Although there are hundreds of different water well drilling available nowadays as well as their uses, they are usually consist of almost the same parts. Read on and find out more.
The grooves spiraling beneath the flutes of the well which act as channels for material ejection. As the well penetrates deeper, the excess material is forced out through the flutes as the hole is drilled. The bigger the flute, the faster a well can expel material.
The spiral of the well is made up of its lips and flutes and refers to the rate of twist within the working half of the well. This, as aforementioned, controls the rate of material removal while drilling and the quality of the subsequent hole.

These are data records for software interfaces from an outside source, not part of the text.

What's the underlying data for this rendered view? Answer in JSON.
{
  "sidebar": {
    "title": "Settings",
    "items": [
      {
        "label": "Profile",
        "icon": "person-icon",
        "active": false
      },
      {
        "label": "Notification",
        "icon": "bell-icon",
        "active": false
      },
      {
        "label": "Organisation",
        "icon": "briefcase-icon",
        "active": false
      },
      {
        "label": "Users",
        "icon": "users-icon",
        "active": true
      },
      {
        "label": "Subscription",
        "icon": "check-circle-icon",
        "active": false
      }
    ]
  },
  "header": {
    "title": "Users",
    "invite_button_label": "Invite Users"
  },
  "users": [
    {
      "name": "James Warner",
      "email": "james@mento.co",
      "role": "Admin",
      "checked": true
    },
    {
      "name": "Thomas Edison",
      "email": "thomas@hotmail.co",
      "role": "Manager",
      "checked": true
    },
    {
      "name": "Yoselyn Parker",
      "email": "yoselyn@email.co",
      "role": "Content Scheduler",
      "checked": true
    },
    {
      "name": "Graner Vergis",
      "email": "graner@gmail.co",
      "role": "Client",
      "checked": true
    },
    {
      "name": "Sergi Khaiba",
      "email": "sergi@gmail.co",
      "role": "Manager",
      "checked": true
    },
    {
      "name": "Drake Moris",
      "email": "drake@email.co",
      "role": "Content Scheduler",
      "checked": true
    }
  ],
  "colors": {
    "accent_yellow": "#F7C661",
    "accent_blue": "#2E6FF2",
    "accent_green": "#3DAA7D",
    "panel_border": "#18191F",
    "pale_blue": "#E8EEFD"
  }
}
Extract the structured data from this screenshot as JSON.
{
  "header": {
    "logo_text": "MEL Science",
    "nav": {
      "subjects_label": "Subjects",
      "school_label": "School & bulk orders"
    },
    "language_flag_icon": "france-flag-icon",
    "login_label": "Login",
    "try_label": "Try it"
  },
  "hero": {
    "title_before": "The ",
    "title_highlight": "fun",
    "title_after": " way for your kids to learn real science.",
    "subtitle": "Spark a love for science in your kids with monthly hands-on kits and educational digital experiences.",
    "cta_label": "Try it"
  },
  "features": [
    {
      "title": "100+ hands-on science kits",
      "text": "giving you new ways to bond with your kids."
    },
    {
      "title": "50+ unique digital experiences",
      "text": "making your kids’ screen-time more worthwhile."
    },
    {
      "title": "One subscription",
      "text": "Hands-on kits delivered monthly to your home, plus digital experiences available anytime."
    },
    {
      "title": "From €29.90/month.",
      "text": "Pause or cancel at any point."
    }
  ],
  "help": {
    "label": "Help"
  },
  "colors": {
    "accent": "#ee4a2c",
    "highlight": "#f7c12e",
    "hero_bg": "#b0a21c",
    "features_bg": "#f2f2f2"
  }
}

Lastly, is the well shank. This is the piece of the well that fits into your drill chuck. The shank is probably the most boring part of a drill well. It is, however, no less important to your drilling performance. It is mostly smooth and roundish and may also contain design features.
If you’ll remember from geometry, the diameter is the length of one end of a circle to the other. In other words, if you were to cut a hamburger in half, the length of the flat side of your now half hamburger would be its diameter.
Shank Diameter and Bit Diameter
So, the shank diameter is simply the measurement of the end of the shank. Your well diameter, then, is the measurement of the opposite end of the drill well- the less boring part, the tip.
Flute Length and Overall Length
The flute length is the length of the working half of the bit which excludes the shank. The overall length, then, refers to the length of the entire piece – shank and flute included.
Rate of Spiral
The rate of spiral refers to the width of the lips and flutes, or, the amount of vertical space the flute takes up between each lip and the lip takes up between each flute. This may also include the depth of a well.
Of course, there are much more types of measurement that are specific to the design of more complicated well – but, for the sake of basics, this provides a general groundwork that can be built upon as your experience grows.